It’s that time of year again when we start to cast off the shackles of what has been a rather turbulent year and look ahead at the beacon of hope that is the new year. In the first of our annual trend pieces for 2019, Michele Arnese, Global CEO and Founder of amp, explains how brands will be uses audio to make an impact in 2020.
Sound has the unique ability to break through clutter, evoke emotion and create unique human connections, making it an important asset for brands wanting to extend their reach.
Yet, despite studies showing 74% of young adults believe that they develop a better understanding of a brand‘s personality through music, the focus for marketers up until now has primarily been how to make an impact visually, with sound being used selectively.
But with Gartner predicting that a third of web interactions will be screenless next year, sound is rapidly evolving from a ‘nice to have’, to a vital part of the communications toolkit, and the race is on for brands to ensure they make themselves heard in this new sonic world.
The quick pace of change means many brands are struggling to understand how to take advantage of what sound has to offer though. With that in mind, we’ve outlined the sonic trends we expect to see in 2020 and beyond. If applied right, they help brands to build stronger connections with consumers and drive engagement with their business.
Dive into immersive audio
Stationary surround sound might have been a big deal a few years back, but next year immersive audio is set to become an even greater part of the customer experience as new technology enters our homes.
Already we’ve seen a number of 360° audio capable devices hit the market, including offerings from Amazon (the Echo Studio) and Sony, and soon we can expect 360° audio to be the norm on all devices and channels, from headphones, gaming consoles and smart speakers to laptops.
If brands can leverage these devices effectively, there will be a significant opportunity to capitalise on the emotive power of sonic, to drive brand engagement. The key is to develop experiences that are relevant to your target audience, make the best use of the technology and feature your brand in a recognizable, consistent audible form.
From wearables to hearables
According to IDC, hearables are the fastest growing wearable category, capturing 50% of the overall wearables market in the first quarter of 2019. In 2020, this is only set to grow, as intelligent headphones and earpieces become ever-more sophisticated, while Amazon has already pushed the envelope around how hearable tech can be further interpreted by launching voice-assisted jewellery, like Echo Glasses and the Echo Ring.
Hearables represent a huge opportunity for brands to incorporate audio into their story by encouraging them to push the boundaries of creativity when it comes to representing their identities through sound.
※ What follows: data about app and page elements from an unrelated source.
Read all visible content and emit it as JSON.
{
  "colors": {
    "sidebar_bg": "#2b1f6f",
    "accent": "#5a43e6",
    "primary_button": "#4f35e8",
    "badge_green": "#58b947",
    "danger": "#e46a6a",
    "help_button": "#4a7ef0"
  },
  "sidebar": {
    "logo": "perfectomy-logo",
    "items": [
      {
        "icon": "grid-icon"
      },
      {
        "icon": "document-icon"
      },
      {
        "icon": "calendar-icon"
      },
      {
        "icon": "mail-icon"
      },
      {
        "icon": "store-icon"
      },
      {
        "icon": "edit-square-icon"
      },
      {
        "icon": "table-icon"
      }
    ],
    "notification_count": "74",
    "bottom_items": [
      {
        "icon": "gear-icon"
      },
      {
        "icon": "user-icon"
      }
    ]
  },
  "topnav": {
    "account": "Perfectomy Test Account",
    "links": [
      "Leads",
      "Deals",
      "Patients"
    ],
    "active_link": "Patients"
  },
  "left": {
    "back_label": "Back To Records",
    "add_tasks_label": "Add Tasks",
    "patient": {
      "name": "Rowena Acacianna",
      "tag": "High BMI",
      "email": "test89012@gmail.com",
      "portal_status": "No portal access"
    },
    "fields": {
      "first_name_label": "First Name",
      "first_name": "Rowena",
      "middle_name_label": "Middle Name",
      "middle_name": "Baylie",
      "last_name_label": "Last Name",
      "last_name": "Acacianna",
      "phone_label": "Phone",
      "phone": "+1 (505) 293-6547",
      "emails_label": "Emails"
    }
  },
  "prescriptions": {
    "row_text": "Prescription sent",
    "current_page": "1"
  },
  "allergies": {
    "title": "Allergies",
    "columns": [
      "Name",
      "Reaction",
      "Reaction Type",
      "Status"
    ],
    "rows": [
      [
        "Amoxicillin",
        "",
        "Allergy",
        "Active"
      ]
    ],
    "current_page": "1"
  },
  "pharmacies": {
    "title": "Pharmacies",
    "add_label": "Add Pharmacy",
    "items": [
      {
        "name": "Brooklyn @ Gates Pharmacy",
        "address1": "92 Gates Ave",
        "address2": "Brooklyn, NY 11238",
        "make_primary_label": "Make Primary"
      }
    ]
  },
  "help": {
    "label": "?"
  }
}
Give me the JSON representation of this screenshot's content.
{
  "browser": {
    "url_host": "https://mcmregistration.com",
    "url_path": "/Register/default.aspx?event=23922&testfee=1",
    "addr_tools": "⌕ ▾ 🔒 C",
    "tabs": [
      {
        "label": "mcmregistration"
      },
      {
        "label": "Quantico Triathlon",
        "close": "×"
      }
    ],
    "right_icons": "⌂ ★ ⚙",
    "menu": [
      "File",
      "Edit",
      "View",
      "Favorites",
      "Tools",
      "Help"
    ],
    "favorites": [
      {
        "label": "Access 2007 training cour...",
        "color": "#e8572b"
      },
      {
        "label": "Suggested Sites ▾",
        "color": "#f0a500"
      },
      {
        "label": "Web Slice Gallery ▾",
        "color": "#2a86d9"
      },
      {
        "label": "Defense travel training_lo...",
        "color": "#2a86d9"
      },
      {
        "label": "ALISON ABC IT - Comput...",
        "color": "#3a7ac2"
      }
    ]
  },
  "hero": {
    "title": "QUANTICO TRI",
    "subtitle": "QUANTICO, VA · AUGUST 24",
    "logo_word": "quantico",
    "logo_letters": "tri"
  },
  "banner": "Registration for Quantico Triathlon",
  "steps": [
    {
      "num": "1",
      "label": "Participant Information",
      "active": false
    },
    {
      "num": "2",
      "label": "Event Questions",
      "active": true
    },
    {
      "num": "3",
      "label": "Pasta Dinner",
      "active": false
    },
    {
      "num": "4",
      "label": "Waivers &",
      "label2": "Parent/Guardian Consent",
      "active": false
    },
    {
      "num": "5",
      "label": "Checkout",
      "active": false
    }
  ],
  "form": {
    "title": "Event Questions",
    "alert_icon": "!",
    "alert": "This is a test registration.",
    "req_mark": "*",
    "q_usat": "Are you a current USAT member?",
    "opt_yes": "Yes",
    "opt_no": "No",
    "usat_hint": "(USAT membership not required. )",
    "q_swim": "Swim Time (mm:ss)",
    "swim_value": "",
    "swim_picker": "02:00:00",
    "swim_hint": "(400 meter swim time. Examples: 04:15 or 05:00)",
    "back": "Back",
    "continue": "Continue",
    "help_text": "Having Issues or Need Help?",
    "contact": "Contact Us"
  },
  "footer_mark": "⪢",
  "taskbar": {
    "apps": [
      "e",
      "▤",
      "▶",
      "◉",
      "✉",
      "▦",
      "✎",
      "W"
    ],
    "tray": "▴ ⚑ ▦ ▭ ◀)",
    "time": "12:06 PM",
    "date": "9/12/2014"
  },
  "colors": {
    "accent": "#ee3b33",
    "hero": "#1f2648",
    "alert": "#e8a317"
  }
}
The fact that these devices can be used “on the go” yields a lot of opportunities for brands to consider new forms of audible customer experiences leveraging sound, voice and data.
Listen to Generation Voice
It might seem shocking that Generation Z struggle to read analogue clocks, but the growing dependence on voice assistants (VA) in the home, means many children today have never had to.
Gen Z, and their successors Generation Alpha are used to being able to access content or information simply by asking, and their dependence on VA is only going to become more acute as it comes to control everything from the way we purchase goods, to how we verify our identities.
So, if the generation of tomorrow are voice-native, brands that don’t speak their language will quickly lose their interest. One of the biggest issues for brands currently is how they can establish themselves in the absence of channels where visual communication has its limits. Salesforce data shows just a third of brands are using voice to sell products at the moment, so if brands want to be frontrunners among Gen Voice then they need to move into the market rapidly.
The limits are endless
Emerging or growing audible technologies and the change in consumer behaviour require a new approach for brands when it comes to their sound and voice strategies.
A jingle or a sonic logo can be a good way of helping audiences identify brands on a TV or radio ad, but it’s not flexible enough to replicate across the myriad of current and emerging customer touchpoints.
To make their ‘sound’ truly effective and memorable across all modern touchpoints, a brand needs to work with experts to create an authentic and ownable sound DNA that is representative of the brands' values and positioning and relatable to consumers.
If this holistic sonic identity is used across all audible touchpoints, it has the power to enhance existing communication but more importantly can ready brands for engaging with customers in channels that are primarily or solely dependent on audible interactions.